**ABOUT THIS EXERCISE**
Every entry in the data below needs to be repeated exactly.

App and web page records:
╭──

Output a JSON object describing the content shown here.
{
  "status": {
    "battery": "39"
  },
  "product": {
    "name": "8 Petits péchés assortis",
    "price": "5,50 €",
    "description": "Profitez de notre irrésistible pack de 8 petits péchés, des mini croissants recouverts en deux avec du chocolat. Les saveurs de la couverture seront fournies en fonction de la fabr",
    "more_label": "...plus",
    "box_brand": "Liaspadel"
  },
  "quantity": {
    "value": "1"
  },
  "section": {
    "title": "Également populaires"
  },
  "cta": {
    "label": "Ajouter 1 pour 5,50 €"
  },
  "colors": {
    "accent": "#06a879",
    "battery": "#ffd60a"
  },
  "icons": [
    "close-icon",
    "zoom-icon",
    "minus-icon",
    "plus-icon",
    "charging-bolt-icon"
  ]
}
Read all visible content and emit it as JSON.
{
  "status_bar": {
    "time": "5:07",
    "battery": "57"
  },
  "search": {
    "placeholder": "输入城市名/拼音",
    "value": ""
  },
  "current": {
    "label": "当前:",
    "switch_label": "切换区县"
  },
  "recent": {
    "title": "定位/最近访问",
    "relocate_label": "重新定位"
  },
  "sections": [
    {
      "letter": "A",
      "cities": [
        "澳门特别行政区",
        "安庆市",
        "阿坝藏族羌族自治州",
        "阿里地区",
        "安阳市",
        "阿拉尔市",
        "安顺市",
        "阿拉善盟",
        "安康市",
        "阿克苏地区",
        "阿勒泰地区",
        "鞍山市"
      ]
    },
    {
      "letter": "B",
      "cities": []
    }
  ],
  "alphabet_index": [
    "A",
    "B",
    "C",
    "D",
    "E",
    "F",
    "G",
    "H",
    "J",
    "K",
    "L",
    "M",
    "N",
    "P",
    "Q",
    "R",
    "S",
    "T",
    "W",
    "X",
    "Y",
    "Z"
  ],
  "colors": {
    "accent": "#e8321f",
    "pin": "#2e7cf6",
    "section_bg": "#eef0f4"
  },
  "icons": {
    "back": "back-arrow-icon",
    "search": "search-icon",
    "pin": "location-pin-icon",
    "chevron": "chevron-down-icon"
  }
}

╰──

**EXERCISE OUTPUT**
Output a JSON object describing the content shown here.
{
  "status": {
    "battery": "39"
  },
  "product": {
    "name": "8 Petits péchés assortis",
    "price": "5,50 €",
    "description": "Profitez de notre irrésistible pack de 8 petits péchés, des mini croissants recouverts en deux avec du chocolat. Les saveurs de la couverture seront fournies en fonction de la fabr",
    "more_label": "...plus",
    "box_brand": "Liaspadel"
  },
  "quantity": {
    "value": "1"
  },
  "section": {
    "title": "Également populaires"
  },
  "cta": {
    "label": "Ajouter 1 pour 5,50 €"
  },
  "colors": {
    "accent": "#06a879",
    "battery": "#ffd60a"
  },
  "icons": [
    "close-icon",
    "zoom-icon",
    "minus-icon",
    "plus-icon",
    "charging-bolt-icon"
  ]
}
Read all visible content and emit it as JSON.
{
  "status_bar": {
    "time": "5:07",
    "battery": "57"
  },
  "search": {
    "placeholder": "输入城市名/拼音",
    "value": ""
  },
  "current": {
    "label": "当前:",
    "switch_label": "切换区县"
  },
  "recent": {
    "title": "定位/最近访问",
    "relocate_label": "重新定位"
  },
  "sections": [
    {
      "letter": "A",
      "cities": [
        "澳门特别行政区",
        "安庆市",
        "阿坝藏族羌族自治州",
        "阿里地区",
        "安阳市",
        "阿拉尔市",
        "安顺市",
        "阿拉善盟",
        "安康市",
        "阿克苏地区",
        "阿勒泰地区",
        "鞍山市"
      ]
    },
    {
      "letter": "B",
      "cities": []
    }
  ],
  "alphabet_index": [
    "A",
    "B",
    "C",
    "D",
    "E",
    "F",
    "G",
    "H",
    "J",
    "K",
    "L",
    "M",
    "N",
    "P",
    "Q",
    "R",
    "S",
    "T",
    "W",
    "X",
    "Y",
    "Z"
  ],
  "colors": {
    "accent": "#e8321f",
    "pin": "#2e7cf6",
    "section_bg": "#eef0f4"
  },
  "icons": {
    "back": "back-arrow-icon",
    "search": "search-icon",
    "pin": "location-pin-icon",
    "chevron": "chevron-down-icon"
  }
}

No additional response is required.